___ Listed entries
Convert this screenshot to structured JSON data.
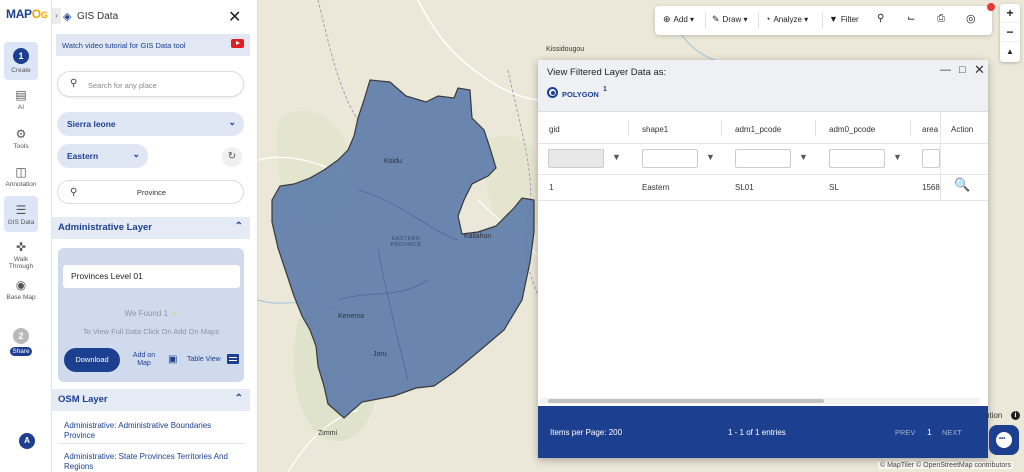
{
  "brand": {
    "logo_prefix": "MAP",
    "logo_suffix": "O"
  },
  "rail": {
    "items": [
      {
        "label": "Create",
        "step": "1"
      },
      {
        "label": "AI"
      },
      {
        "label": "Tools"
      },
      {
        "label": "Annotation"
      },
      {
        "label": "GIS Data"
      },
      {
        "label": "Walk Through"
      },
      {
        "label": "Base Map"
      },
      {
        "label": "Share",
        "step": "2"
      }
    ],
    "avatar": "A"
  },
  "panel": {
    "title": "GIS Data",
    "tutorial": "Watch video tutorial for GIS Data tool",
    "search_placeholder": "Search for any place",
    "country": "Sierra leone",
    "region": "Eastern",
    "province_search": "Province",
    "admin_section": "Administrative Layer",
    "level_value": "Provinces Level 01",
    "found_text": "We Found",
    "found_count": "1",
    "view_full_text": "To View Full Data Click On Add On Maps",
    "download": "Download",
    "add_on_map": "Add on Map",
    "table_view": "Table View",
    "osm_section": "OSM Layer",
    "osm_links": [
      "Administrative: Administrative Boundaries Province",
      "Administrative: State Provinces Territories And Regions"
    ]
  },
  "toolbar": {
    "add": "Add",
    "draw": "Draw",
    "analyze": "Analyze",
    "filter": "Filter"
  },
  "map": {
    "places": [
      "Kissidougou",
      "Koidu",
      "EASTERN PROVINCE",
      "Kailahun",
      "Kenema",
      "Joru",
      "Zimmi",
      "Kerouane"
    ],
    "polygon_color": "#5f7eac",
    "attribution_partial": "ution",
    "copyright": "© MapTiler © OpenStreetMap contributors"
  },
  "data_window": {
    "title": "View Filtered Layer Data as:",
    "geometry_type": "POLYGON",
    "geometry_count": "1",
    "columns": [
      "gid",
      "shape1",
      "adm1_pcode",
      "adm0_pcode",
      "area",
      "Action"
    ],
    "rows": [
      {
        "gid": "1",
        "shape1": "Eastern",
        "adm1_pcode": "SL01",
        "adm0_pcode": "SL",
        "area": "1568"
      }
    ],
    "items_per_page": "Items per Page: 200",
    "range": "1 - 1 of 1 entries",
    "prev": "PREV",
    "page": "1",
    "next": "NEXT"
  },
  "colors": {
    "brand_blue": "#1c3f8f",
    "accent_orange": "#f0a500"
  }
}
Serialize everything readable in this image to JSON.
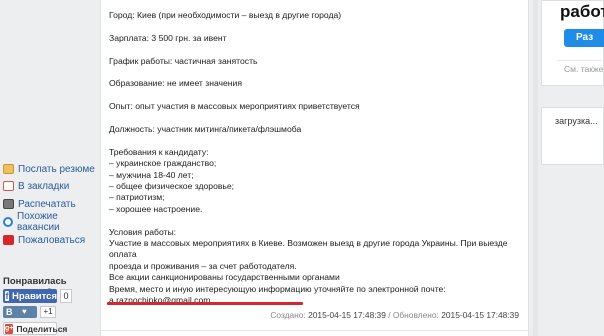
{
  "sidebar": {
    "actions": [
      {
        "label": "Послать резюме",
        "icon": "mail-icon",
        "color": "#f0c060"
      },
      {
        "label": "В закладки",
        "icon": "bookmark-icon",
        "color": "#d9534f"
      },
      {
        "label": "Распечатать",
        "icon": "printer-icon",
        "color": "#555555"
      },
      {
        "label": "Похожие вакансии",
        "icon": "search-icon",
        "color": "#2a7fd4"
      },
      {
        "label": "Пожаловаться",
        "icon": "warning-icon",
        "color": "#d9262b"
      }
    ],
    "likes_title": "Понравилась вакансия?",
    "facebook": {
      "label": "Нравится",
      "count": "0"
    },
    "vk": {
      "label": "В",
      "count": "+1"
    },
    "google": {
      "label": "Поделиться"
    }
  },
  "vacancy": {
    "city": "Город: Киев (при необходимости – выезд в другие города)",
    "salary": "Зарплата: 3 500 грн. за ивент",
    "schedule": "График работы: частичная занятость",
    "education": "Образование: не имеет значения",
    "experience": "Опыт: опыт участия в массовых мероприятиях приветствуется",
    "position": "Должность: участник митинга/пикета/флэшмоба",
    "requirements_title": "Требования к кандидату:",
    "requirements": [
      "– украинское гражданство;",
      "– мужчина 18-40 лет;",
      "– общее физическое здоровье;",
      "– патриотизм;",
      "– хорошее настроение."
    ],
    "conditions_title": "Условия работы:",
    "conditions": [
      "Участие в массовых мероприятиях в Киеве. Возможен выезд в другие города Украины. При выезде оплата",
      "проезда и проживания – за счет работодателя.",
      "Все акции санкционированы государственными органами",
      "Время, место и иную интересующую информацию уточняйте по электронной почте:"
    ],
    "email": "a.raznochinko@gmail.com",
    "created_label": "Создано:",
    "created_date": "2015-04-15 17:48:39",
    "updated_label": "/ Обновлено:",
    "updated_date": "2015-04-15 17:48:39"
  },
  "right": {
    "promo_title": "работ",
    "promo_button": "Раз",
    "promo_more": "См. также",
    "loading": "загрузка..."
  }
}
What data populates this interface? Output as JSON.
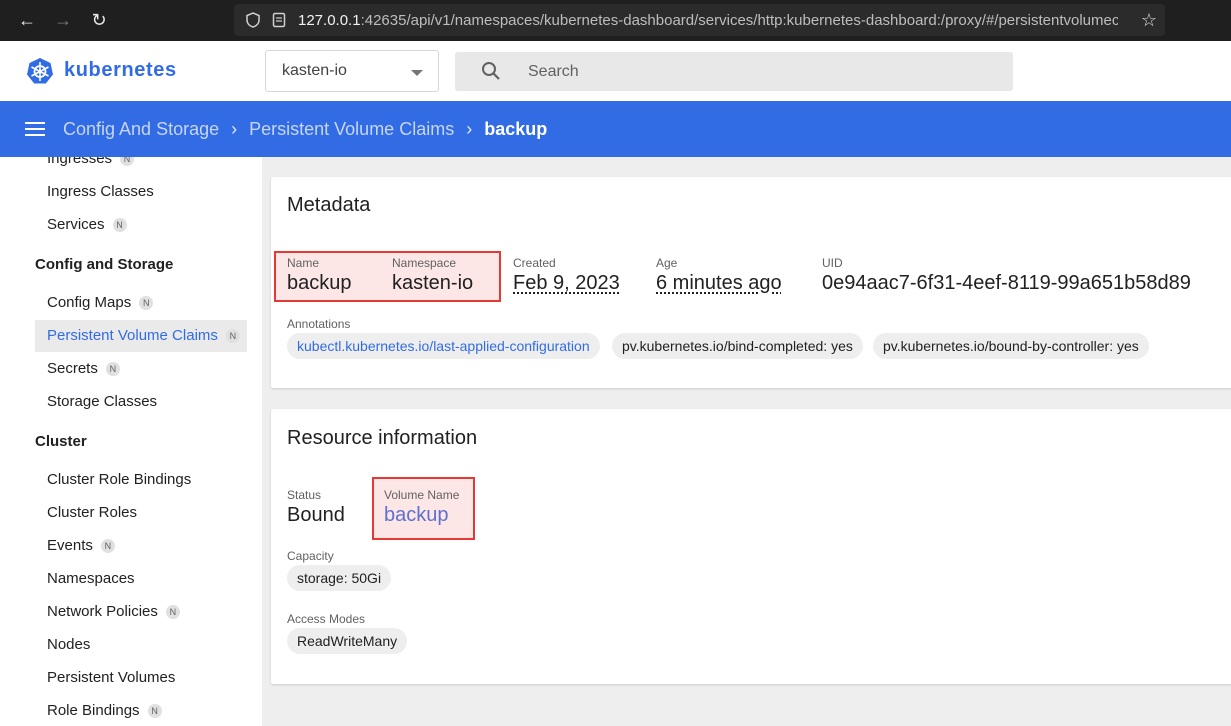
{
  "browser": {
    "url_host": "127.0.0.1",
    "url_rest": ":42635/api/v1/namespaces/kubernetes-dashboard/services/http:kubernetes-dashboard:/proxy/#/persistentvolumeclaim/k"
  },
  "header": {
    "brand": "kubernetes",
    "namespace": "kasten-io",
    "search_placeholder": "Search"
  },
  "breadcrumb": {
    "items": [
      "Config And Storage",
      "Persistent Volume Claims"
    ],
    "current": "backup"
  },
  "sidebar": {
    "items": [
      {
        "label": "Ingresses",
        "badge": "N"
      },
      {
        "label": "Ingress Classes",
        "badge": ""
      },
      {
        "label": "Services",
        "badge": "N"
      },
      {
        "label": "Config and Storage",
        "heading": true
      },
      {
        "label": "Config Maps",
        "badge": "N"
      },
      {
        "label": "Persistent Volume Claims",
        "badge": "N",
        "active": true
      },
      {
        "label": "Secrets",
        "badge": "N"
      },
      {
        "label": "Storage Classes",
        "badge": ""
      },
      {
        "label": "Cluster",
        "heading": true
      },
      {
        "label": "Cluster Role Bindings",
        "badge": ""
      },
      {
        "label": "Cluster Roles",
        "badge": ""
      },
      {
        "label": "Events",
        "badge": "N"
      },
      {
        "label": "Namespaces",
        "badge": ""
      },
      {
        "label": "Network Policies",
        "badge": "N"
      },
      {
        "label": "Nodes",
        "badge": ""
      },
      {
        "label": "Persistent Volumes",
        "badge": ""
      },
      {
        "label": "Role Bindings",
        "badge": "N"
      }
    ]
  },
  "metadata": {
    "title": "Metadata",
    "name_label": "Name",
    "name": "backup",
    "namespace_label": "Namespace",
    "namespace": "kasten-io",
    "created_label": "Created",
    "created": "Feb 9, 2023",
    "age_label": "Age",
    "age": "6 minutes ago",
    "uid_label": "UID",
    "uid": "0e94aac7-6f31-4eef-8119-99a651b58d89",
    "annotations_label": "Annotations",
    "annotations": [
      "kubectl.kubernetes.io/last-applied-configuration",
      "pv.kubernetes.io/bind-completed: yes",
      "pv.kubernetes.io/bound-by-controller: yes"
    ]
  },
  "resource": {
    "title": "Resource information",
    "status_label": "Status",
    "status": "Bound",
    "volume_label": "Volume Name",
    "volume": "backup",
    "capacity_label": "Capacity",
    "capacity": "storage: 50Gi",
    "access_label": "Access Modes",
    "access": "ReadWriteMany"
  },
  "colors": {
    "accent": "#326ce5",
    "highlight": "#e53935"
  }
}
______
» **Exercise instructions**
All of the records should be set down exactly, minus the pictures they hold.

» **Expected answer**
Convert this screenshot to structured JSON data.
{
  "brand": {
    "logo_prefix": "MAP",
    "logo_suffix": "O"
  },
  "rail": {
    "items": [
      {
        "label": "Create",
        "step": "1"
      },
      {
        "label": "AI"
      },
      {
        "label": "Tools"
      },
      {
        "label": "Annotation"
      },
      {
        "label": "GIS Data"
      },
      {
        "label": "Walk Through"
      },
      {
        "label": "Base Map"
      },
      {
        "label": "Share",
        "step": "2"
      }
    ],
    "avatar": "A"
  },
  "panel": {
    "title": "GIS Data",
    "tutorial": "Watch video tutorial for GIS Data tool",
    "search_placeholder": "Search for any place",
    "country": "Sierra leone",
    "region": "Eastern",
    "province_search": "Province",
    "admin_section": "Administrative Layer",
    "level_value": "Provinces Level 01",
    "found_text": "We Found",
    "found_count": "1",
    "view_full_text": "To View Full Data Click On Add On Maps",
    "download": "Download",
    "add_on_map": "Add on Map",
    "table_view": "Table View",
    "osm_section": "OSM Layer",
    "osm_links": [
      "Administrative: Administrative Boundaries Province",
      "Administrative: State Provinces Territories And Regions"
    ]
  },
  "toolbar": {
    "add": "Add",
    "draw": "Draw",
    "analyze": "Analyze",
    "filter": "Filter"
  },
  "map": {
    "places": [
      "Kissidougou",
      "Koidu",
      "EASTERN PROVINCE",
      "Kailahun",
      "Kenema",
      "Joru",
      "Zimmi",
      "Kerouane"
    ],
    "polygon_color": "#5f7eac",
    "attribution_partial": "ution",
    "copyright": "© MapTiler © OpenStreetMap contributors"
  },
  "data_window": {
    "title": "View Filtered Layer Data as:",
    "geometry_type": "POLYGON",
    "geometry_count": "1",
    "columns": [
      "gid",
      "shape1",
      "adm1_pcode",
      "adm0_pcode",
      "area",
      "Action"
    ],
    "rows": [
      {
        "gid": "1",
        "shape1": "Eastern",
        "adm1_pcode": "SL01",
        "adm0_pcode": "SL",
        "area": "1568"
      }
    ],
    "items_per_page": "Items per Page: 200",
    "range": "1 - 1 of 1 entries",
    "prev": "PREV",
    "page": "1",
    "next": "NEXT"
  },
  "colors": {
    "brand_blue": "#1c3f8f",
    "accent_orange": "#f0a500"
  }
}
Serialize everything readable in this image to JSON.
{
  "sidebar": {
    "actions": [
      {
        "label": "Послать резюме",
        "icon": "mail-icon",
        "color": "#f0c060"
      },
      {
        "label": "В закладки",
        "icon": "bookmark-icon",
        "color": "#d9534f"
      },
      {
        "label": "Распечатать",
        "icon": "printer-icon",
        "color": "#555555"
      },
      {
        "label": "Похожие вакансии",
        "icon": "search-icon",
        "color": "#2a7fd4"
      },
      {
        "label": "Пожаловаться",
        "icon": "warning-icon",
        "color": "#d9262b"
      }
    ],
    "likes_title": "Понравилась вакансия?",
    "facebook": {
      "label": "Нравится",
      "count": "0"
    },
    "vk": {
      "label": "В",
      "count": "+1"
    },
    "google": {
      "label": "Поделиться"
    }
  },
  "vacancy": {
    "city": "Город: Киев (при необходимости – выезд в другие города)",
    "salary": "Зарплата: 3 500 грн. за ивент",
    "schedule": "График работы: частичная занятость",
    "education": "Образование: не имеет значения",
    "experience": "Опыт: опыт участия в массовых мероприятиях приветствуется",
    "position": "Должность: участник митинга/пикета/флэшмоба",
    "requirements_title": "Требования к кандидату:",
    "requirements": [
      "– украинское гражданство;",
      "– мужчина 18-40 лет;",
      "– общее физическое здоровье;",
      "– патриотизм;",
      "– хорошее настроение."
    ],
    "conditions_title": "Условия работы:",
    "conditions": [
      "Участие в массовых мероприятиях в Киеве. Возможен выезд в другие города Украины. При выезде оплата",
      "проезда и проживания – за счет работодателя.",
      "Все акции санкционированы государственными органами",
      "Время, место и иную интересующую информацию уточняйте по электронной почте:"
    ],
    "email": "a.raznochinko@gmail.com",
    "created_label": "Создано:",
    "created_date": "2015-04-15 17:48:39",
    "updated_label": "/ Обновлено:",
    "updated_date": "2015-04-15 17:48:39"
  },
  "right": {
    "promo_title": "работ",
    "promo_button": "Раз",
    "promo_more": "См. также",
    "loading": "загрузка..."
  }
}
What data populates this interface? Output as JSON.
{
  "browser": {
    "url_host": "127.0.0.1",
    "url_rest": ":42635/api/v1/namespaces/kubernetes-dashboard/services/http:kubernetes-dashboard:/proxy/#/persistentvolumeclaim/k"
  },
  "header": {
    "brand": "kubernetes",
    "namespace": "kasten-io",
    "search_placeholder": "Search"
  },
  "breadcrumb": {
    "items": [
      "Config And Storage",
      "Persistent Volume Claims"
    ],
    "current": "backup"
  },
  "sidebar": {
    "items": [
      {
        "label": "Ingresses",
        "badge": "N"
      },
      {
        "label": "Ingress Classes",
        "badge": ""
      },
      {
        "label": "Services",
        "badge": "N"
      },
      {
        "label": "Config and Storage",
        "heading": true
      },
      {
        "label": "Config Maps",
        "badge": "N"
      },
      {
        "label": "Persistent Volume Claims",
        "badge": "N",
        "active": true
      },
      {
        "label": "Secrets",
        "badge": "N"
      },
      {
        "label": "Storage Classes",
        "badge": ""
      },
      {
        "label": "Cluster",
        "heading": true
      },
      {
        "label": "Cluster Role Bindings",
        "badge": ""
      },
      {
        "label": "Cluster Roles",
        "badge": ""
      },
      {
        "label": "Events",
        "badge": "N"
      },
      {
        "label": "Namespaces",
        "badge": ""
      },
      {
        "label": "Network Policies",
        "badge": "N"
      },
      {
        "label": "Nodes",
        "badge": ""
      },
      {
        "label": "Persistent Volumes",
        "badge": ""
      },
      {
        "label": "Role Bindings",
        "badge": "N"
      }
    ]
  },
  "metadata": {
    "title": "Metadata",
    "name_label": "Name",
    "name": "backup",
    "namespace_label": "Namespace",
    "namespace": "kasten-io",
    "created_label": "Created",
    "created": "Feb 9, 2023",
    "age_label": "Age",
    "age": "6 minutes ago",
    "uid_label": "UID",
    "uid": "0e94aac7-6f31-4eef-8119-99a651b58d89",
    "annotations_label": "Annotations",
    "annotations": [
      "kubectl.kubernetes.io/last-applied-configuration",
      "pv.kubernetes.io/bind-completed: yes",
      "pv.kubernetes.io/bound-by-controller: yes"
    ]
  },
  "resource": {
    "title": "Resource information",
    "status_label": "Status",
    "status": "Bound",
    "volume_label": "Volume Name",
    "volume": "backup",
    "capacity_label": "Capacity",
    "capacity": "storage: 50Gi",
    "access_label": "Access Modes",
    "access": "ReadWriteMany"
  },
  "colors": {
    "accent": "#326ce5",
    "highlight": "#e53935"
  }
}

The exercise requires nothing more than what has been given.